### Problem statement
Scan the records for the string "NATURE", then copy each line that has it.

### Records excerpted from a collection
══════════════════════════════

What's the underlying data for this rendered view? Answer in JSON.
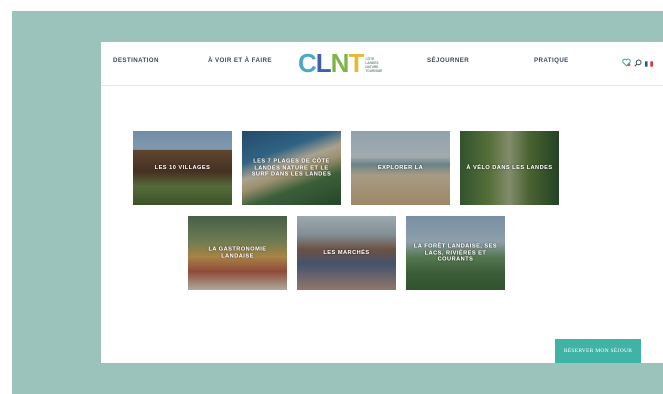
{
  "nav": {
    "destination": "DESTINATION",
    "voir_faire": "À VOIR ET À FAIRE",
    "sejourner": "SÉJOURNER",
    "pratique": "PRATIQUE"
  },
  "logo": {
    "letters": [
      "C",
      "L",
      "N",
      "T"
    ],
    "sub": [
      "CÔTE",
      "LANDES",
      "NATURE",
      "TOURISME"
    ],
    "colors": [
      "#4aa8c9",
      "#3f5fa8",
      "#7fb547",
      "#e8b83a"
    ]
  },
  "header_icons": [
    "heart-icon",
    "search-icon",
    "flag-fr-icon"
  ],
  "tiles": [
    {
      "label": "LES 10 VILLAGES"
    },
    {
      "label": "LES 7 PLAGES DE CÔTE LANDES NATURE ET LE SURF DANS LES LANDES"
    },
    {
      "label": "EXPLORER LA"
    },
    {
      "label": "À VÉLO DANS LES LANDES"
    },
    {
      "label": "LA GASTRONOMIE LANDAISE"
    },
    {
      "label": "LES MARCHÉS"
    },
    {
      "label": "LA FORÊT LANDAISE, SES LACS, RIVIÈRES ET COURANTS"
    }
  ],
  "book_button": "RÉSERVER MON SÉJOUR",
  "colors": {
    "frame": "#9cc3bb",
    "accent": "#3fb3a5"
  }
}
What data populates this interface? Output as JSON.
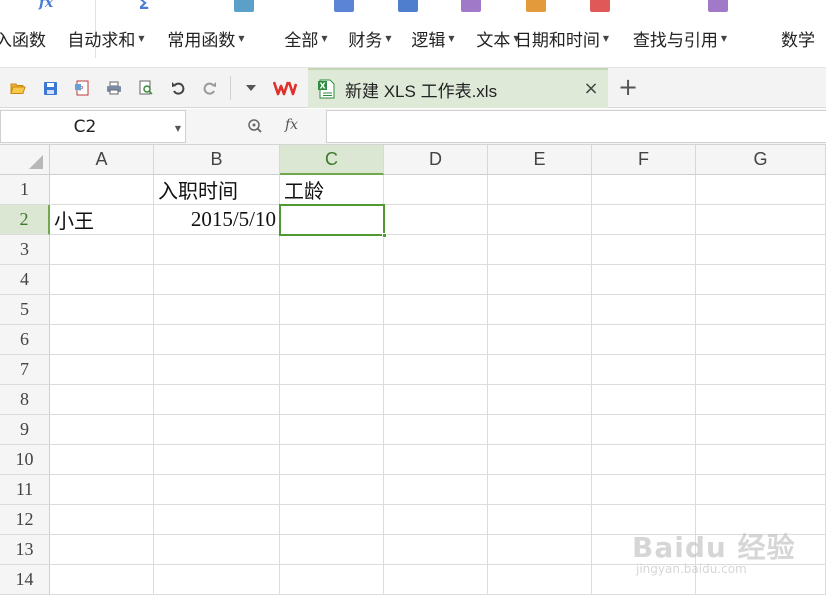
{
  "ribbon": {
    "items": [
      {
        "label": "插入函数",
        "dropdown": false,
        "icon": "function-icon",
        "color": "#4a7cd6"
      },
      {
        "label": "自动求和",
        "dropdown": true,
        "icon": "autosum-icon",
        "color": "#4a7cd6"
      },
      {
        "label": "常用函数",
        "dropdown": true,
        "icon": "star-icon",
        "color": "#5aa0c8"
      },
      {
        "label": "全部",
        "dropdown": true,
        "icon": "list-icon",
        "color": "#5b84d6"
      },
      {
        "label": "财务",
        "dropdown": true,
        "icon": "finance-icon",
        "color": "#4f7ecf"
      },
      {
        "label": "逻辑",
        "dropdown": true,
        "icon": "logic-icon",
        "color": "#a07ac8"
      },
      {
        "label": "文本",
        "dropdown": true,
        "icon": "text-icon",
        "color": "#e39a3a"
      },
      {
        "label": "日期和时间",
        "dropdown": true,
        "icon": "clock-icon",
        "color": "#e05858"
      },
      {
        "label": "查找与引用",
        "dropdown": true,
        "icon": "lookup-icon",
        "color": "#a07ac8"
      },
      {
        "label": "数学",
        "dropdown": false,
        "icon": "math-icon",
        "color": "#7aa54a"
      }
    ]
  },
  "toolbar": {
    "icons": [
      "open-icon",
      "save-icon",
      "export-pdf-icon",
      "print-icon",
      "print-preview-icon",
      "undo-icon",
      "redo-icon",
      "more-dropdown-icon"
    ]
  },
  "tab": {
    "title": "新建 XLS 工作表.xls",
    "close": "×",
    "new_tab": "+"
  },
  "formula_bar": {
    "name_box": "C2",
    "fx": "fx",
    "formula": ""
  },
  "sheet": {
    "columns": [
      "A",
      "B",
      "C",
      "D",
      "E",
      "F",
      "G"
    ],
    "rows": [
      "1",
      "2",
      "3",
      "4",
      "5",
      "6",
      "7",
      "8",
      "9",
      "10",
      "11",
      "12",
      "13",
      "14"
    ],
    "active_cell": "C2",
    "cells": {
      "B1": "入职时间",
      "C1": "工龄",
      "A2": "小王",
      "B2": "2015/5/10"
    }
  },
  "watermark": {
    "main": "Baidu 经验",
    "sub": "jingyan.baidu.com"
  },
  "colors": {
    "accent_green": "#4e9a2f",
    "tab_bg": "#dfe9d8",
    "wps_red": "#e0302b"
  }
}
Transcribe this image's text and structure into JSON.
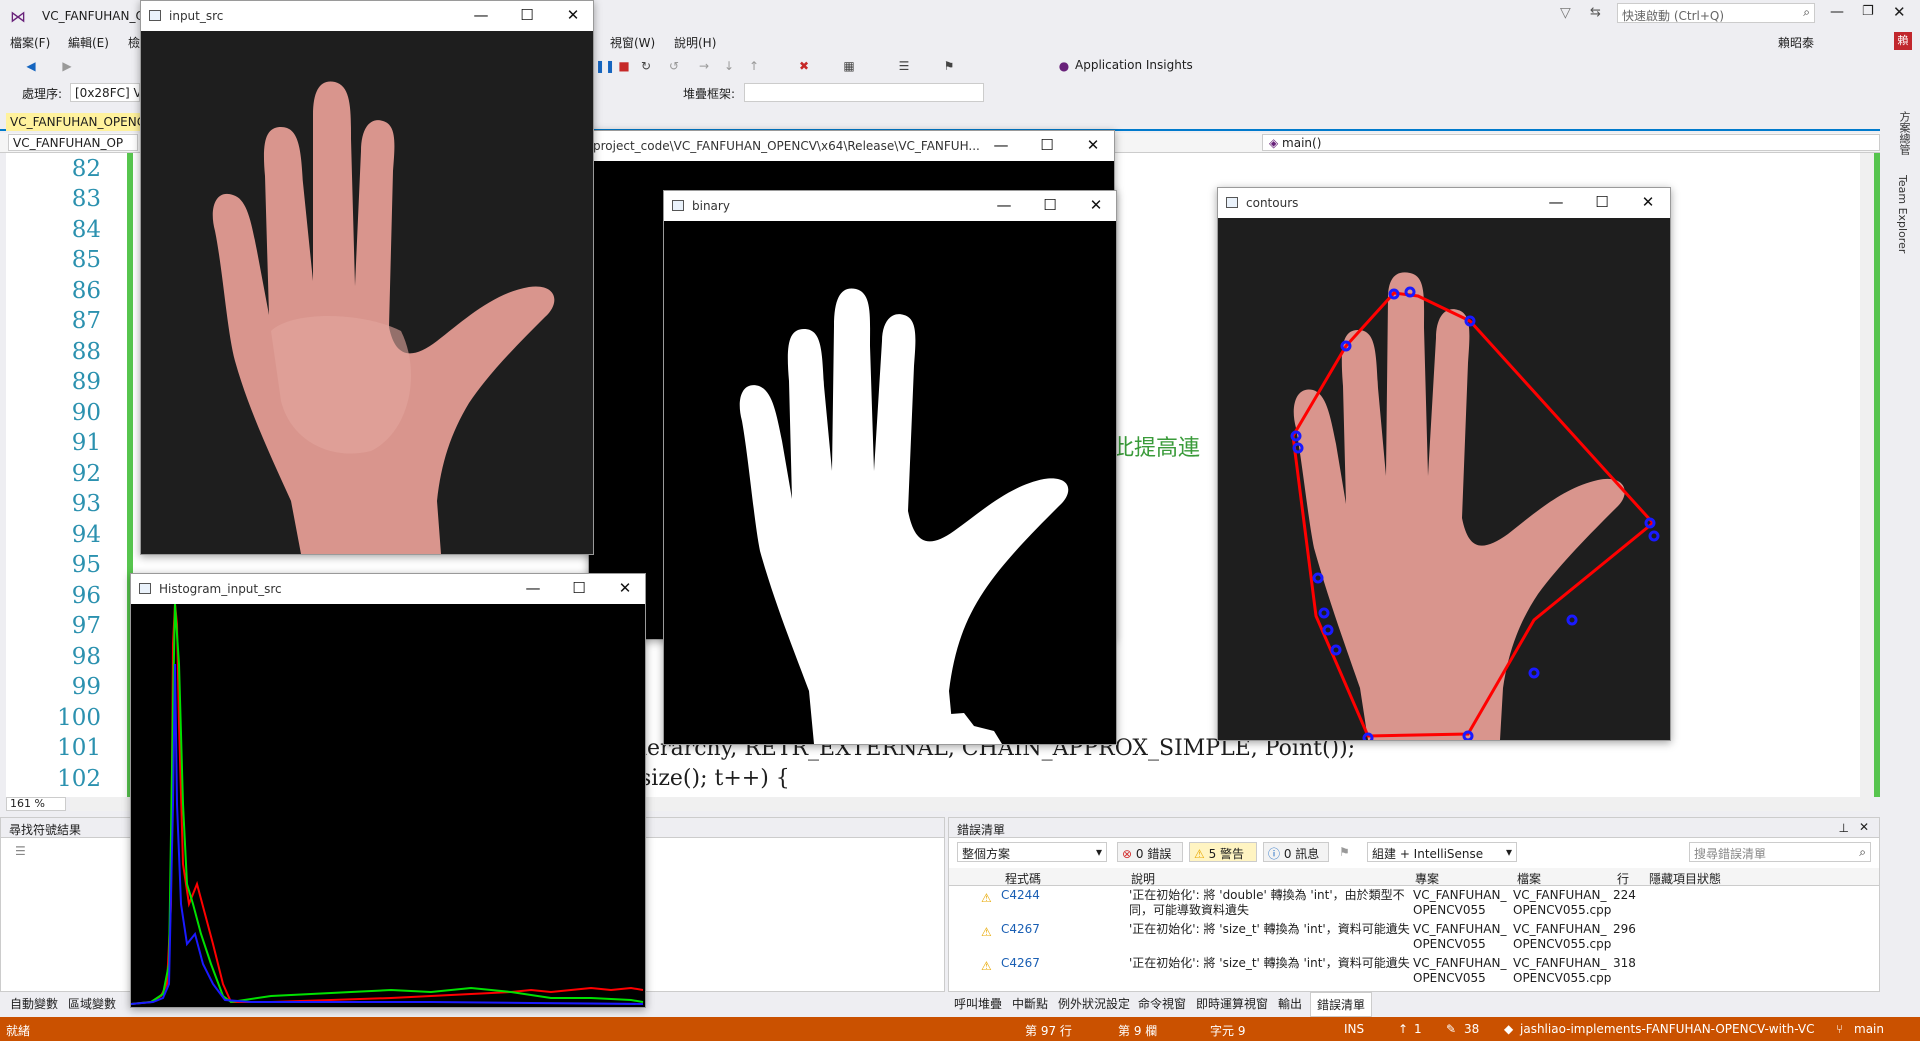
{
  "vs": {
    "window_title": "VC_FANFUHAN_O",
    "quick_launch_placeholder": "快速啟動 (Ctrl+Q)",
    "menu": [
      "檔案(F)",
      "編輯(E)",
      "檢",
      "視窗(W)",
      "說明(H)"
    ],
    "account_label": "賴昭泰",
    "account_badge": "賴",
    "process_label": "處理序:",
    "process_value": "[0x28FC] VC",
    "stack_frame_label": "堆疊框架:",
    "app_insights": "Application Insights",
    "doc_tab": "VC_FANFUHAN_OPENC",
    "nav_project": "VC_FANFUHAN_OP",
    "nav_function": "main()",
    "zoom": "161 %",
    "line_numbers": [
      "82",
      "83",
      "84",
      "85",
      "86",
      "87",
      "88",
      "89",
      "90",
      "91",
      "92",
      "93",
      "94",
      "95",
      "96",
      "97",
      "98",
      "99",
      "100",
      "101",
      "102"
    ],
    "code_comment_fragment": "此提高連",
    "code_line_101": "ierarchy, RETR_EXTERNAL, CHAIN_APPROX_SIMPLE, Point());",
    "code_line_102": "size(); t++) {",
    "console_title": "project_code\\VC_FANFUHAN_OPENCV\\x64\\Release\\VC_FANFUH...",
    "vertical_tabs": [
      "方案總管",
      "Team Explorer"
    ]
  },
  "windows": {
    "input_src": "input_src",
    "histogram": "Histogram_input_src",
    "binary": "binary",
    "contours": "contours"
  },
  "find_panel": {
    "title": "尋找符號結果"
  },
  "error_list": {
    "title": "錯誤清單",
    "scope": "整個方案",
    "errors": "0 錯誤",
    "warnings": "5 警告",
    "messages": "0 訊息",
    "build_filter": "組建 + IntelliSense",
    "search_placeholder": "搜尋錯誤清單",
    "columns": [
      "程式碼",
      "說明",
      "專案",
      "檔案",
      "行",
      "隱藏項目狀態"
    ],
    "rows": [
      {
        "code": "C4244",
        "desc1": "'正在初始化': 將 'double' 轉換為 'int'，由於類型不",
        "desc2": "同，可能導致資料遺失",
        "project1": "VC_FANFUHAN_",
        "project2": "OPENCV055",
        "file1": "VC_FANFUHAN_",
        "file2": "OPENCV055.cpp",
        "line": "224"
      },
      {
        "code": "C4267",
        "desc1": "'正在初始化': 將 'size_t' 轉換為 'int'，資料可能遺失",
        "desc2": "",
        "project1": "VC_FANFUHAN_",
        "project2": "OPENCV055",
        "file1": "VC_FANFUHAN_",
        "file2": "OPENCV055.cpp",
        "line": "296"
      },
      {
        "code": "C4267",
        "desc1": "'正在初始化': 將 'size_t' 轉換為 'int'，資料可能遺失",
        "desc2": "",
        "project1": "VC_FANFUHAN_",
        "project2": "OPENCV055",
        "file1": "VC_FANFUHAN_",
        "file2": "OPENCV055.cpp",
        "line": "318"
      }
    ]
  },
  "bottom_tabs_left": [
    "自動變數",
    "區域變數"
  ],
  "bottom_tabs_right": [
    "呼叫堆疊",
    "中斷點",
    "例外狀況設定",
    "命令視窗",
    "即時運算視窗",
    "輸出",
    "錯誤清單"
  ],
  "status": {
    "ready": "就緒",
    "line": "第 97 行",
    "col": "第 9 欄",
    "char": "字元 9",
    "ins": "INS",
    "up": "1",
    "edits": "38",
    "repo": "jashliao-implements-FANFUHAN-OPENCV-with-VC",
    "branch": "main"
  },
  "colors": {
    "status_bar": "#ca5100",
    "accent": "#007acc",
    "line_number": "#2b91af",
    "hull": "#ff0000",
    "contour_points": "#1a1aff"
  }
}
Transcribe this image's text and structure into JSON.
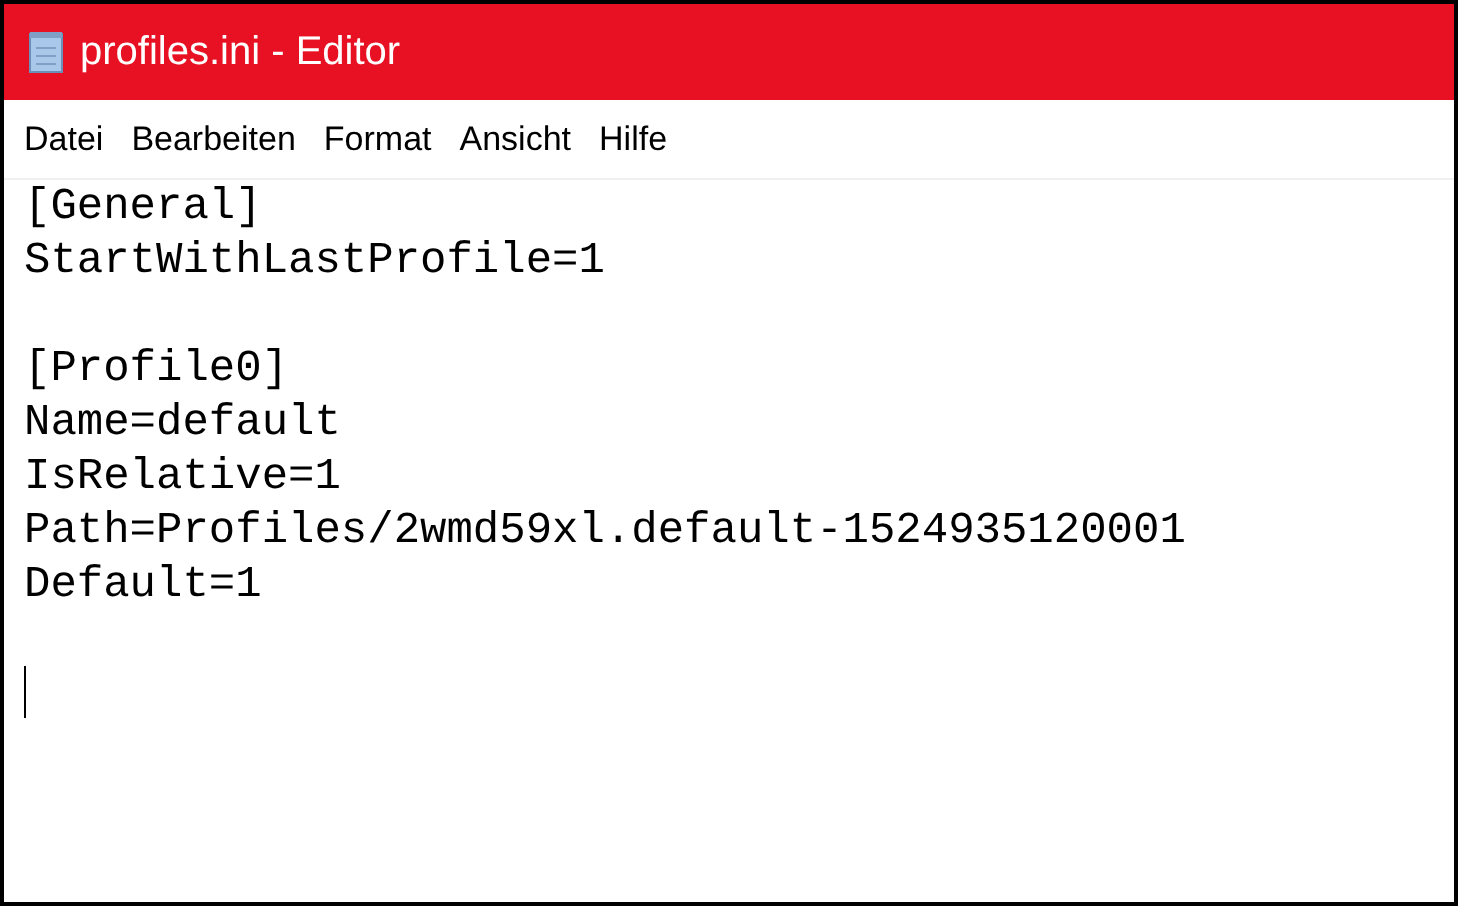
{
  "window": {
    "title": "profiles.ini - Editor"
  },
  "menu": [
    "Datei",
    "Bearbeiten",
    "Format",
    "Ansicht",
    "Hilfe"
  ],
  "document": {
    "sections": [
      {
        "lines": [
          "[General]",
          "StartWithLastProfile=1"
        ]
      },
      {
        "lines": [
          "[Profile0]",
          "Name=default",
          "IsRelative=1",
          "Path=Profiles/2wmd59xl.default-1524935120001",
          "Default=1"
        ]
      }
    ]
  }
}
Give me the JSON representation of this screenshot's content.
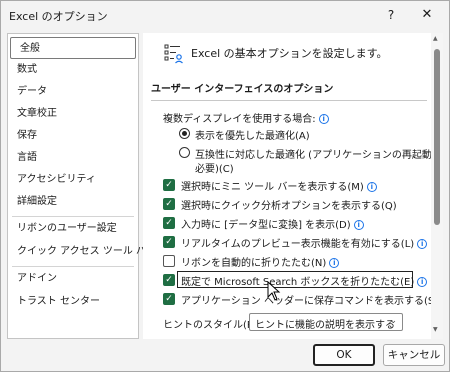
{
  "window": {
    "title": "Excel のオプション",
    "help_label": "?",
    "close_label": "✕"
  },
  "sidebar": {
    "items": [
      {
        "label": "全般"
      },
      {
        "label": "数式"
      },
      {
        "label": "データ"
      },
      {
        "label": "文章校正"
      },
      {
        "label": "保存"
      },
      {
        "label": "言語"
      },
      {
        "label": "アクセシビリティ"
      },
      {
        "label": "詳細設定"
      },
      {
        "label": "リボンのユーザー設定"
      },
      {
        "label": "クイック アクセス ツール バー"
      },
      {
        "label": "アドイン"
      },
      {
        "label": "トラスト センター"
      }
    ],
    "selected": "全般"
  },
  "main": {
    "header": "Excel の基本オプションを設定します。",
    "section_title": "ユーザー インターフェイスのオプション",
    "multi_display_label": "複数ディスプレイを使用する場合:",
    "radios": [
      {
        "label": "表示を優先した最適化(A)",
        "selected": true
      },
      {
        "label_line1": "互換性に対応した最適化 (アプリケーションの再起動が",
        "label_line2": "必要)(C)",
        "selected": false
      }
    ],
    "checkboxes": [
      {
        "label": "選択時にミニ ツール バーを表示する(M)",
        "checked": true,
        "info": true
      },
      {
        "label": "選択時にクイック分析オプションを表示する(Q)",
        "checked": true,
        "info": false
      },
      {
        "label": "入力時に [データ型に変換] を表示(D)",
        "checked": true,
        "info": true
      },
      {
        "label": "リアルタイムのプレビュー表示機能を有効にする(L)",
        "checked": true,
        "info": true
      },
      {
        "label": "リボンを自動的に折りたたむ(N)",
        "checked": false,
        "info": true
      },
      {
        "label": "既定で Microsoft Search ボックスを折りたたむ(E)",
        "checked": true,
        "info": true
      },
      {
        "label": "アプリケーション ヘッダーに保存コマンドを表示する(S)",
        "checked": true,
        "info": true
      }
    ],
    "tooltip_style": {
      "label": "ヒントのスタイル(R):",
      "value": "ヒントに機能の説明を表示する"
    }
  },
  "buttons": {
    "ok": "OK",
    "cancel": "キャンセル"
  },
  "colors": {
    "accent": "#1f6e43",
    "info": "#1a73e8"
  }
}
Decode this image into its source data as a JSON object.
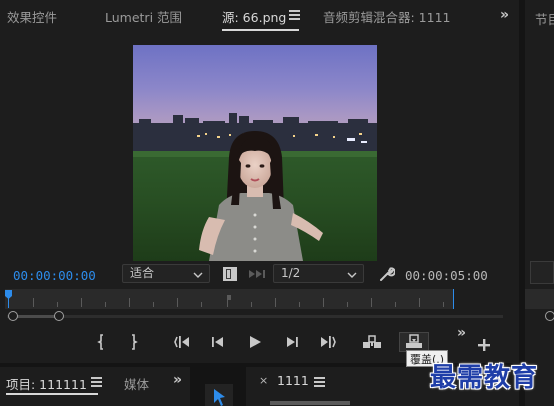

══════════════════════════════

### Written solution
      "NATURE",
      "label": "LES 7 PLAGES DE CÔTE LANDES NATURE ET LE SURF DANS LES LANDES"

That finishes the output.